Scott Stallings's business is golf. He's blogging for BNET as he travels about 300 days a year playing on the PGA Tour. Click here to find all of Scott's posts.
After I posted earlier this week on how not to get a caddy job on the PGA, a reader sent me a message asking, "OK, so what's the right way to pitch yourself to work for a PGA golfer?" That's a fair question. Here's what I looked for when I was in the market to hire a caddy, which -- and I can't emphasize this enough -- is the one of the most crucial decisions every golfer needs to make.
1. The first question I ask is, why don't you have a caddy job right now? Here's what I don't want to hear: "I got a bad break," "the last guy was a jerk," etc., etc. If a guy can only answer this question by shifting blame to a particular circumstance or another person, I won't pick him.

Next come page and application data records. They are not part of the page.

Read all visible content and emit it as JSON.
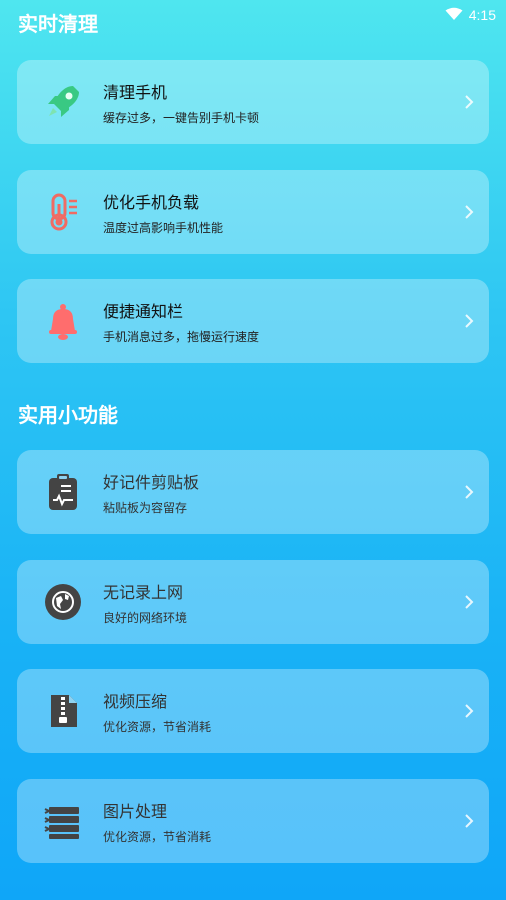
{
  "status_bar": {
    "time": "4:15",
    "wifi_icon": "wifi-icon"
  },
  "sections": {
    "realtime": {
      "title": "实时清理"
    },
    "tools": {
      "title": "实用小功能"
    }
  },
  "cards": [
    {
      "title": "清理手机",
      "subtitle": "缓存过多，一键告别手机卡顿",
      "icon": "rocket-icon",
      "color": "#3fcf86"
    },
    {
      "title": "优化手机负载",
      "subtitle": "温度过高影响手机性能",
      "icon": "thermometer-icon",
      "color": "#f06b63"
    },
    {
      "title": "便捷通知栏",
      "subtitle": "手机消息过多，拖慢运行速度",
      "icon": "bell-icon",
      "color": "#ff6d6d"
    },
    {
      "title": "好记件剪贴板",
      "subtitle": "粘贴板为容留存",
      "icon": "clipboard-icon",
      "color": "#444444"
    },
    {
      "title": "无记录上网",
      "subtitle": "良好的网络环境",
      "icon": "globe-icon",
      "color": "#444444"
    },
    {
      "title": "视频压缩",
      "subtitle": "优化资源，节省消耗",
      "icon": "zip-file-icon",
      "color": "#444444"
    },
    {
      "title": "图片处理",
      "subtitle": "优化资源，节省消耗",
      "icon": "layers-icon",
      "color": "#444444"
    }
  ]
}
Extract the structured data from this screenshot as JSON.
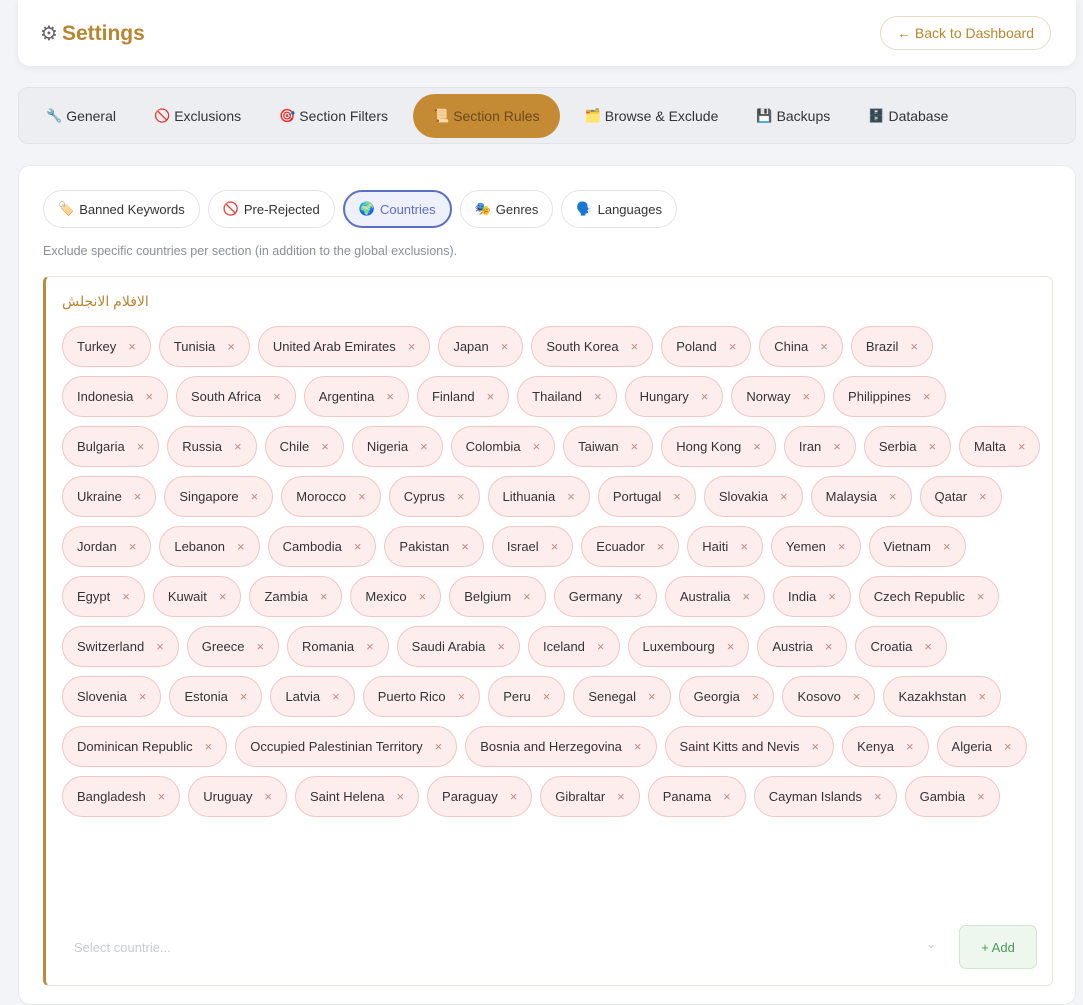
{
  "header": {
    "title": "Settings",
    "icon": "gear-icon",
    "back_label": "← Back to Dashboard"
  },
  "tabs": [
    {
      "icon": "🔧",
      "label": "General"
    },
    {
      "icon": "🚫",
      "label": "Exclusions"
    },
    {
      "icon": "🎯",
      "label": "Section Filters"
    },
    {
      "icon": "📜",
      "label": "Section Rules"
    },
    {
      "icon": "🗂️",
      "label": "Browse & Exclude"
    },
    {
      "icon": "💾",
      "label": "Backups"
    },
    {
      "icon": "🗄️",
      "label": "Database"
    }
  ],
  "subtabs": [
    {
      "icon": "🏷️",
      "label": "Banned Keywords"
    },
    {
      "icon": "🚫",
      "label": "Pre-Rejected"
    },
    {
      "icon": "🌍",
      "label": "Countries"
    },
    {
      "icon": "🎭",
      "label": "Genres"
    },
    {
      "icon": "🗣️",
      "label": "Languages"
    }
  ],
  "description": "Exclude specific countries per section (in addition to the global exclusions).",
  "section": {
    "name": "الافلام الانجلش",
    "countries": [
      "Turkey",
      "Tunisia",
      "United Arab Emirates",
      "Japan",
      "South Korea",
      "Poland",
      "China",
      "Brazil",
      "Indonesia",
      "South Africa",
      "Argentina",
      "Finland",
      "Thailand",
      "Hungary",
      "Norway",
      "Philippines",
      "Bulgaria",
      "Russia",
      "Chile",
      "Nigeria",
      "Colombia",
      "Taiwan",
      "Hong Kong",
      "Iran",
      "Serbia",
      "Malta",
      "Ukraine",
      "Singapore",
      "Morocco",
      "Cyprus",
      "Lithuania",
      "Portugal",
      "Slovakia",
      "Malaysia",
      "Qatar",
      "Jordan",
      "Lebanon",
      "Cambodia",
      "Pakistan",
      "Israel",
      "Ecuador",
      "Haiti",
      "Yemen",
      "Vietnam",
      "Egypt",
      "Kuwait",
      "Zambia",
      "Mexico",
      "Belgium",
      "Germany",
      "Australia",
      "India",
      "Czech Republic",
      "Switzerland",
      "Greece",
      "Romania",
      "Saudi Arabia",
      "Iceland",
      "Luxembourg",
      "Austria",
      "Croatia",
      "Slovenia",
      "Estonia",
      "Latvia",
      "Puerto Rico",
      "Peru",
      "Senegal",
      "Georgia",
      "Kosovo",
      "Kazakhstan",
      "Dominican Republic",
      "Occupied Palestinian Territory",
      "Bosnia and Herzegovina",
      "Saint Kitts and Nevis",
      "Kenya",
      "Algeria",
      "Bangladesh",
      "Uruguay",
      "Saint Helena",
      "Paraguay",
      "Gibraltar",
      "Panama",
      "Cayman Islands",
      "Gambia"
    ],
    "remove_glyph": "×",
    "select_placeholder": "Select countrie...",
    "add_label": "+ Add"
  },
  "active_tab_index": 3,
  "active_subtab_index": 2,
  "colors": {
    "accent": "#c48a34",
    "active_subtab": "#5a6fc4",
    "chip_bg": "#fdeeed",
    "add_green": "#4a9a5a"
  }
}
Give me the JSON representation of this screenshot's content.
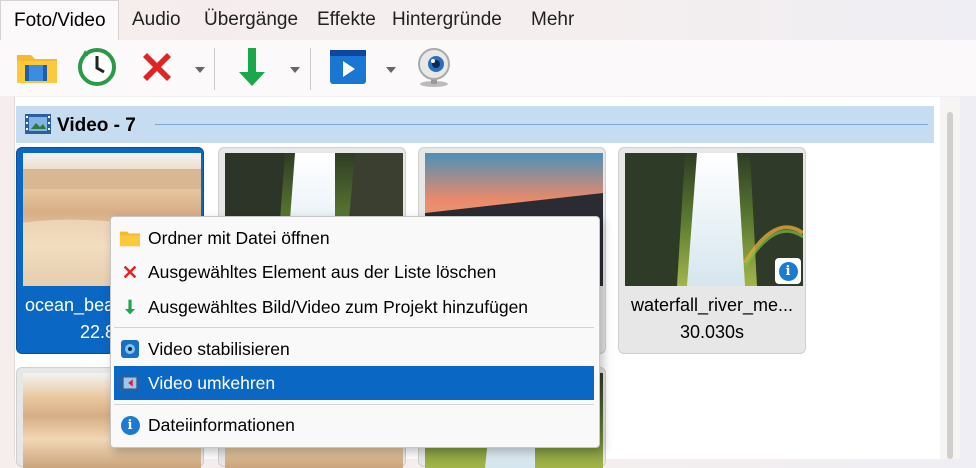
{
  "tabs": [
    {
      "label": "Foto/Video",
      "active": true
    },
    {
      "label": "Audio"
    },
    {
      "label": "Übergänge"
    },
    {
      "label": "Effekte"
    },
    {
      "label": "Hintergründe"
    },
    {
      "label": "Mehr"
    }
  ],
  "toolbar": {
    "buttons": [
      "folder-film-icon",
      "clock-icon",
      "delete-x-icon",
      "add-arrow-down-icon",
      "play-video-icon",
      "webcam-icon"
    ]
  },
  "group": {
    "title": "Video - 7"
  },
  "tiles": [
    {
      "name": "ocean_bea",
      "duration": "22.8",
      "selected": true
    },
    {
      "name": "",
      "duration": ""
    },
    {
      "name": "",
      "duration": ""
    },
    {
      "name": "waterfall_river_me...",
      "duration": "30.030s"
    }
  ],
  "context_menu": {
    "items": [
      {
        "label": "Ordner mit Datei öffnen",
        "icon": "folder-icon"
      },
      {
        "label": "Ausgewähltes Element aus der Liste löschen",
        "icon": "delete-x-icon"
      },
      {
        "label": "Ausgewähltes Bild/Video zum Projekt hinzufügen",
        "icon": "arrow-down-icon"
      },
      {
        "label": "Video stabilisieren",
        "icon": "stabilize-icon"
      },
      {
        "label": "Video umkehren",
        "icon": "reverse-video-icon",
        "highlighted": true
      },
      {
        "label": "Dateiinformationen",
        "icon": "info-icon"
      }
    ]
  },
  "colors": {
    "accent": "#0a67c3",
    "header": "#c6dcf0",
    "delete": "#e02424",
    "add": "#1aa84a"
  }
}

2. Can you pass the reputation test? Even if a caddy has a lot of experience, most pro golfers won't hire him without asking the advice of other golfers on Tour. We rely on each other to act as a sort of hiring committee. (Though, it's worth noting, I learned this the hard way when I was on the Nationwide Tour.)
3. Can you keep your emotions in check? I personally need someone whose mood never changes. If you're the kind of person who's always energetic, fine. If you're more relaxed, that works too. Just be predictable and grounded. There are enough ups and downs on Tour that I can't deal with a caddy's emotions.
4. Is this about you or us? The ideal caddy has the grace to realize that we're in this together and he's always trying to figure out ways for us to get better. Some days, my caddy Josh will apologize and tell me that he didn't have his A-game on. Other days, it's my turn to apologize and to listen to the criticism Josh has for me. The more we realize how much we rely on each other, the better.
5. Will you give me -- and only me -- your feedback? If you need to tell me one day that my driving is terrible, say so. I can handle it. But if I hear you telling other people about my driving, or anything else I am doing poorly, it would be over instantly.
6. Are you patient? Because this game will drive you nuts -- and sometimes you've got to get worse until you get better.
7. Will you put your confidence in me? The biggest thing a caddy can offer is the willingness to help a golfer reach his goals and the faith he can actually get there.
Of course, a caddy must also know how to caddy, but that's easy enough to pick up with good training. These seven requirements are about character, which as far as I can tell, can't be learned on the golf course.
Any other golfers (or caddies) out there who have more job requirements to add?